The late Tim Pigott-Smith has been lauded for one of his final appearances on screen in TV drama King Charles III.
The actor, who died suddenly in April aged 70, portrayed a post-accession Prince of Wales in the 90-minute BBC Two adaptation having previously played the role in the theatre production on Broadway and in the West End.
As Charles, now monarch after the Queen's death, he refuses to sign a controversial bill into law leading to a constitutional crisis, rioting on the streets and a tank in front of Buckingham Palace.
Viewers on social media called for Pigott-Smith to be awarded a Bafta for the performance while the show creators dedicated the programme to him in the final credits.
Jonathan Harden wrote on Twitter: "What a treat to have this superb performance by Tim Pigott-Smith captured on film. One of the greats. And a gentleman. RIP."
Paul Reed posted: "Best thing I've seen on TV this year. Tim Pigott-Smith just incredible. What a loss he is."
Wendy Wilson said: "Tim Pigott-Smith needs to be given BAFTA immediately."
Beverley Clark wrote: "Blown away by #KingCharlesIII. Clever, thought-provoking stuff. And a fitting final piece for Tim Pigott-Smith who was superb. Wonderful!"
Before the show's broadcast, the decision to include scenes of Diana, Princess of Wales appearing as a ghost caused controversy as several Conservative MPs lambasted the BBC.

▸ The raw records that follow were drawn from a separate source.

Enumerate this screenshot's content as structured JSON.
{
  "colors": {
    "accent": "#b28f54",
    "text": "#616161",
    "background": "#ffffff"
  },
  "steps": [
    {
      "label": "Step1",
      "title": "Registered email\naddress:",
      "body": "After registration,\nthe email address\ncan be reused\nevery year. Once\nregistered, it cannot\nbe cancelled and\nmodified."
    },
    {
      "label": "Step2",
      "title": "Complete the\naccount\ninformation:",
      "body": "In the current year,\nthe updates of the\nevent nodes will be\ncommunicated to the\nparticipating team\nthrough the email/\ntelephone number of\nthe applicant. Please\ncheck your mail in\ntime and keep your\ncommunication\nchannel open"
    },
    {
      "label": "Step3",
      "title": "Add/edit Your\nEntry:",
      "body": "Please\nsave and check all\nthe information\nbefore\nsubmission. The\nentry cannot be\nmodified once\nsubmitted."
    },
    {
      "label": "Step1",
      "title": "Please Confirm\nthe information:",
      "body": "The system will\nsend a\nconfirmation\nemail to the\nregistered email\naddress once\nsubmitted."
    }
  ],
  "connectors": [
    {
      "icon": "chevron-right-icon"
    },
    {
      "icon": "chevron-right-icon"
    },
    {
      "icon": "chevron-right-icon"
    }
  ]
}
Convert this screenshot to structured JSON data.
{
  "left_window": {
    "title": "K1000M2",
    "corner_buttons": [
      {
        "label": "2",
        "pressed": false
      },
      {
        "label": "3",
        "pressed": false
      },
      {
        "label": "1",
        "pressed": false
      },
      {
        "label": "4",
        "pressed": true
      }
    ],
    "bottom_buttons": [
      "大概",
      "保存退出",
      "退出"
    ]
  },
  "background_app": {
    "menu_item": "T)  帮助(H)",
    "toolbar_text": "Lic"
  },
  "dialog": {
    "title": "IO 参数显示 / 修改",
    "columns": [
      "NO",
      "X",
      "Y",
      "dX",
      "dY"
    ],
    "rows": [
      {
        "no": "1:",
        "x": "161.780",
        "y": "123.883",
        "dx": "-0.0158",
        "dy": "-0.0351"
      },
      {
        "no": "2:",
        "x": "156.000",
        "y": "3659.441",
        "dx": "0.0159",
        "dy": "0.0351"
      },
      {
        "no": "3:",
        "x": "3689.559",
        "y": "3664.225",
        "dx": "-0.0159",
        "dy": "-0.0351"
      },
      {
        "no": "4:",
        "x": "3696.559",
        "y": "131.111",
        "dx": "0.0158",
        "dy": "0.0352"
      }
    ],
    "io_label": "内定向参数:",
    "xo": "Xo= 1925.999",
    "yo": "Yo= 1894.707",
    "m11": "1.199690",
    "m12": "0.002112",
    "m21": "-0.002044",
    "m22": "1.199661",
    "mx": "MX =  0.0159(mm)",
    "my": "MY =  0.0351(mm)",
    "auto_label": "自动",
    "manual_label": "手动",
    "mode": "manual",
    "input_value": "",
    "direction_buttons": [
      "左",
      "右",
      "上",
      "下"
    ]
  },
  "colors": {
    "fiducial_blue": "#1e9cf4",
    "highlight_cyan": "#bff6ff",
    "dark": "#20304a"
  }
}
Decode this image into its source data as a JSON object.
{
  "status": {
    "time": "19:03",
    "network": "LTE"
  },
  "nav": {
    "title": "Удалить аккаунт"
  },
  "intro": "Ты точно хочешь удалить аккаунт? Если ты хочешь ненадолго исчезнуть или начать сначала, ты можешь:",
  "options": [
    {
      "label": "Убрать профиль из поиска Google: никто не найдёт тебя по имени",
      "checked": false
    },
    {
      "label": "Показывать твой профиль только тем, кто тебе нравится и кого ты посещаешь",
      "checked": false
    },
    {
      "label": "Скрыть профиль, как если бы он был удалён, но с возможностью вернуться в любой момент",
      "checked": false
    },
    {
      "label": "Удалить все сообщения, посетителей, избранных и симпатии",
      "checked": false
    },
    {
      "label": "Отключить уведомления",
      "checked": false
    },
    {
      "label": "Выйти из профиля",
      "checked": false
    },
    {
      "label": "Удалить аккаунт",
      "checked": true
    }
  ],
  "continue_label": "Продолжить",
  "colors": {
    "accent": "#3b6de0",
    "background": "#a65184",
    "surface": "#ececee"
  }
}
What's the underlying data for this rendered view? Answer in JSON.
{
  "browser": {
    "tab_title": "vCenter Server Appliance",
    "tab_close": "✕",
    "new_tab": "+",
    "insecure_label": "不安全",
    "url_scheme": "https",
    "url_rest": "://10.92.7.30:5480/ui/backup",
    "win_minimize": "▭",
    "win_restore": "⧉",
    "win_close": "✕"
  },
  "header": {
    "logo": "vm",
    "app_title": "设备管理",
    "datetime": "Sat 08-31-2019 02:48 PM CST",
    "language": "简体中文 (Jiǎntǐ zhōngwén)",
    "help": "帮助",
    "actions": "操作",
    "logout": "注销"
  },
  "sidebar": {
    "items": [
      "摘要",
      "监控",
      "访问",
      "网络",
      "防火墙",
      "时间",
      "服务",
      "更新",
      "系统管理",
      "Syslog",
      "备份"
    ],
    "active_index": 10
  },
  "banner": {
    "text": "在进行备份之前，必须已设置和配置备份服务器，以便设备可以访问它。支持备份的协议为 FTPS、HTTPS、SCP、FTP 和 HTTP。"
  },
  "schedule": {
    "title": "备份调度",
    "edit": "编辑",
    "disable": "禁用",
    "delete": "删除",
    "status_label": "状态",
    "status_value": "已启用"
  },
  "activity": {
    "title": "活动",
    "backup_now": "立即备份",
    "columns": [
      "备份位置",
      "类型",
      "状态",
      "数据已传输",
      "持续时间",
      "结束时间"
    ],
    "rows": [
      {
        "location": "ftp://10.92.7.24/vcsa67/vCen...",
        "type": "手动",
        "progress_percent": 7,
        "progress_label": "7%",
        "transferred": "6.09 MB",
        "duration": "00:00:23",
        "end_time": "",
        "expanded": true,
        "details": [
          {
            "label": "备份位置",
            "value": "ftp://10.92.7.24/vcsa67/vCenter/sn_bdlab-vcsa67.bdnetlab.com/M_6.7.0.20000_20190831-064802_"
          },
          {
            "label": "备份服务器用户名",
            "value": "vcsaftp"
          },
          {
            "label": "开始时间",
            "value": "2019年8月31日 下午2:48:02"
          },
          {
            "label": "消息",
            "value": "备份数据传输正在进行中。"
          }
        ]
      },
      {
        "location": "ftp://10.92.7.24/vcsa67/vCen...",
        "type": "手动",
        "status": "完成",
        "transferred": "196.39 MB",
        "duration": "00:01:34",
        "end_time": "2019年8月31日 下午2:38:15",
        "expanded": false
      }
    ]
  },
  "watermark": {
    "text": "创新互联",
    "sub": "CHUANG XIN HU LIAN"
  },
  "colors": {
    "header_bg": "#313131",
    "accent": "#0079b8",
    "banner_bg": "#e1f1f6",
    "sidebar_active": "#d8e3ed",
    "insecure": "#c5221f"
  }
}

And as the show aired, several fans described the scenes as "tasteless".
Duncan Flynn wrote: "Without wanting to sound like Mary Whitehouse, these scenes with Diana's ghost are really tasteless ... it is cringeworthy. Also isn't this a bit political for a public service broadcaster to air during an election campaign?"
Zoe Warnes posted: "Diana's ghost is just poor taste."
Marc Owen Jones wrote: "Charles III was excellent (apart from ghost Diana). Monarchy is an anachronism."